---------- THE RECORDS

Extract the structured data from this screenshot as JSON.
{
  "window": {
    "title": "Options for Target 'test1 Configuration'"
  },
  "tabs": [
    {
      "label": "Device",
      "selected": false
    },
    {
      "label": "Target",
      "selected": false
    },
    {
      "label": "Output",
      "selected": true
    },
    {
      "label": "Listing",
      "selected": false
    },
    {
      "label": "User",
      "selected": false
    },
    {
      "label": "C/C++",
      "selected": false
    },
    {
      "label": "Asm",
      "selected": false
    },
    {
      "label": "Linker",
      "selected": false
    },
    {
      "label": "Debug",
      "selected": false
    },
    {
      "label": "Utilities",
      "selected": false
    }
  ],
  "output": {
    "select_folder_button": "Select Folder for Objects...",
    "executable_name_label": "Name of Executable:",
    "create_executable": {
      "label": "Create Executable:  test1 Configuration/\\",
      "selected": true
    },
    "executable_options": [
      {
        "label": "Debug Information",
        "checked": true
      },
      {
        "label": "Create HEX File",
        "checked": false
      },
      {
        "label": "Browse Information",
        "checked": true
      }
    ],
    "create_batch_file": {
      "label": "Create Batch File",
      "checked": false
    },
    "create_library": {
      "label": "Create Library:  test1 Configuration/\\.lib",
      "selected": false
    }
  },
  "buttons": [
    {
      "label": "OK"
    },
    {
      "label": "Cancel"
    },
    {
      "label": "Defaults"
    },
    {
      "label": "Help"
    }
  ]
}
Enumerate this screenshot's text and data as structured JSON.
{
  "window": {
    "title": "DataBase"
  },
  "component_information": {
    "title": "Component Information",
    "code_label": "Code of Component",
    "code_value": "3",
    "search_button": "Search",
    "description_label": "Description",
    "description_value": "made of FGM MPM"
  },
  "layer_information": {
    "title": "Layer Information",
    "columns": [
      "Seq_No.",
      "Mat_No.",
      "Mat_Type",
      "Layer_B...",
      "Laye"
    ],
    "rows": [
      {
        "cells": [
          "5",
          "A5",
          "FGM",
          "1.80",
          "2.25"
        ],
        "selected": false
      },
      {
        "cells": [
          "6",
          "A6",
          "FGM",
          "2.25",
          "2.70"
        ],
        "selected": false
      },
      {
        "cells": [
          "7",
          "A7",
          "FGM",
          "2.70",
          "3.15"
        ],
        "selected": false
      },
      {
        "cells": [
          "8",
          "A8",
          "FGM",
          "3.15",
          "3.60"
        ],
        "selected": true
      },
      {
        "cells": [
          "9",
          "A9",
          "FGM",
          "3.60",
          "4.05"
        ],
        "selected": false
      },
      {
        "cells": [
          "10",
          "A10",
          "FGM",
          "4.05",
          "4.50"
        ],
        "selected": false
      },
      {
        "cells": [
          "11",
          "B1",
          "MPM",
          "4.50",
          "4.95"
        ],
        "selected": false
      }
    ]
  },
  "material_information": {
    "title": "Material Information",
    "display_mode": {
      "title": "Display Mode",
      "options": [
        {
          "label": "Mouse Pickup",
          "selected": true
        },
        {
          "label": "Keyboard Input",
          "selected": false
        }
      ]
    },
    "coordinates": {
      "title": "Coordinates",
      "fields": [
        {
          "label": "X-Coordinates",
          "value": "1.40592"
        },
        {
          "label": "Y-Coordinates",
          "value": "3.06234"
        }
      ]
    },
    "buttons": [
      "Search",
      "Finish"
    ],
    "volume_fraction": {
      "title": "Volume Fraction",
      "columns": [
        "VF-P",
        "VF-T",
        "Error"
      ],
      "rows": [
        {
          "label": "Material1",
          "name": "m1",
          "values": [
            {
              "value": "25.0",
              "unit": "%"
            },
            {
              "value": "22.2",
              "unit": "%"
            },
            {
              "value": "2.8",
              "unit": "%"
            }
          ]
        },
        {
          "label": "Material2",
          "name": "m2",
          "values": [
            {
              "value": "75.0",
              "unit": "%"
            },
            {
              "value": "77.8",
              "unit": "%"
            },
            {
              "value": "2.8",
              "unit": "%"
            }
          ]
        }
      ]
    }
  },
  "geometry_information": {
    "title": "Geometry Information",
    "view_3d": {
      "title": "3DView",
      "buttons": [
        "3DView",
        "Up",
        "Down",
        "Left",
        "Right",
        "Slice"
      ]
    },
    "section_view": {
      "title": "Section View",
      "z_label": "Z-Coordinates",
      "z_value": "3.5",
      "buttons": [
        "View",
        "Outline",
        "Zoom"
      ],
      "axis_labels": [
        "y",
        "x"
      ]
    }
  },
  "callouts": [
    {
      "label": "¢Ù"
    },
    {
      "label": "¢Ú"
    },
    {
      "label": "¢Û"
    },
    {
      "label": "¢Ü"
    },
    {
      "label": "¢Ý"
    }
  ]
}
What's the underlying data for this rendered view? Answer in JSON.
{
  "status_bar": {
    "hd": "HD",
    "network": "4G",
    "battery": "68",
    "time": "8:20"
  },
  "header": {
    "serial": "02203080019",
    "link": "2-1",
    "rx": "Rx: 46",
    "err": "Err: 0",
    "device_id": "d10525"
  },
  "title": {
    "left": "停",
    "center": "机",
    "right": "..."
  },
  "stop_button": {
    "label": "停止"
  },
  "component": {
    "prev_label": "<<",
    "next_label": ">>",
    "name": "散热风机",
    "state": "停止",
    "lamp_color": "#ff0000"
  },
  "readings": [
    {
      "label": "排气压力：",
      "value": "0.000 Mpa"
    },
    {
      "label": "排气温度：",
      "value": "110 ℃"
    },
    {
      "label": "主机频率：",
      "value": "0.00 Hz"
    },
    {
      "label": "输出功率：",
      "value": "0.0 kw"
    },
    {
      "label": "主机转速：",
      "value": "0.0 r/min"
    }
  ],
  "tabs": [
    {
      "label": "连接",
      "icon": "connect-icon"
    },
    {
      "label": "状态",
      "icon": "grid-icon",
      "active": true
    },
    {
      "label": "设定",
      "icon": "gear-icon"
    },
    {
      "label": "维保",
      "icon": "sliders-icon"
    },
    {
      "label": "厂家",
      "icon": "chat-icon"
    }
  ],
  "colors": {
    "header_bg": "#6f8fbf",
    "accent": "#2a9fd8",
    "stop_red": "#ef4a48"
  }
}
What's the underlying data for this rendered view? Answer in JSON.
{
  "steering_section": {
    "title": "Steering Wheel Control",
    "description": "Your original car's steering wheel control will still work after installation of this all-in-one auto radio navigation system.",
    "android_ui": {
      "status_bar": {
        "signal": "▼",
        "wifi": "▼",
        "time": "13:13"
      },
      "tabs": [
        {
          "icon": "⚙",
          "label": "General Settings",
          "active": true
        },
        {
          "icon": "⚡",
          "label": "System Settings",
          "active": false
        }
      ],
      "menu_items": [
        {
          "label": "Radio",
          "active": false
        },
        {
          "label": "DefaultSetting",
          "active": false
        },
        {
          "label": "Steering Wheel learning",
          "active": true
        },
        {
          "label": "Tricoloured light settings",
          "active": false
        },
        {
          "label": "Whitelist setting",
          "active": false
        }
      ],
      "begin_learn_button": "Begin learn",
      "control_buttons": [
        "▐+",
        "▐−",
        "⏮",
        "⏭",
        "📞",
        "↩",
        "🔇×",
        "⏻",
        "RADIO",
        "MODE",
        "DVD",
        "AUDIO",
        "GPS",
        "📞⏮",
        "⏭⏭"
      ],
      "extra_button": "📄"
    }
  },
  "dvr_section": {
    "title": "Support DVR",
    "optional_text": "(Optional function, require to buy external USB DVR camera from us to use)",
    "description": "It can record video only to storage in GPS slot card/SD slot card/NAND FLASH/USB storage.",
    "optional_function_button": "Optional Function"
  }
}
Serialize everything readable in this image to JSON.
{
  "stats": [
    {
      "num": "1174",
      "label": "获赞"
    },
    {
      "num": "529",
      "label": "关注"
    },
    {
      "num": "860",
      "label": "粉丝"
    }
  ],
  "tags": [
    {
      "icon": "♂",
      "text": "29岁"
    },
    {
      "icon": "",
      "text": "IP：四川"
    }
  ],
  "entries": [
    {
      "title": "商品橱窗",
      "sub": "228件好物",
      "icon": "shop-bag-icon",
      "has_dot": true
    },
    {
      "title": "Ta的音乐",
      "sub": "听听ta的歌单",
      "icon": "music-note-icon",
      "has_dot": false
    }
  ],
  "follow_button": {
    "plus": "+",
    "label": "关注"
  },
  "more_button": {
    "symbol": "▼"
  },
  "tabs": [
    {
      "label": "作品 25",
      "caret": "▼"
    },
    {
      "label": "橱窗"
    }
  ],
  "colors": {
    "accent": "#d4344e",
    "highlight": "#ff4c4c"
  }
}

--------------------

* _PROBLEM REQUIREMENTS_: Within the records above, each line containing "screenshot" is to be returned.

* _WRITTEN ANSWER_:
Extract the structured data from this screenshot as JSON.
Enumerate this screenshot's text and data as structured JSON.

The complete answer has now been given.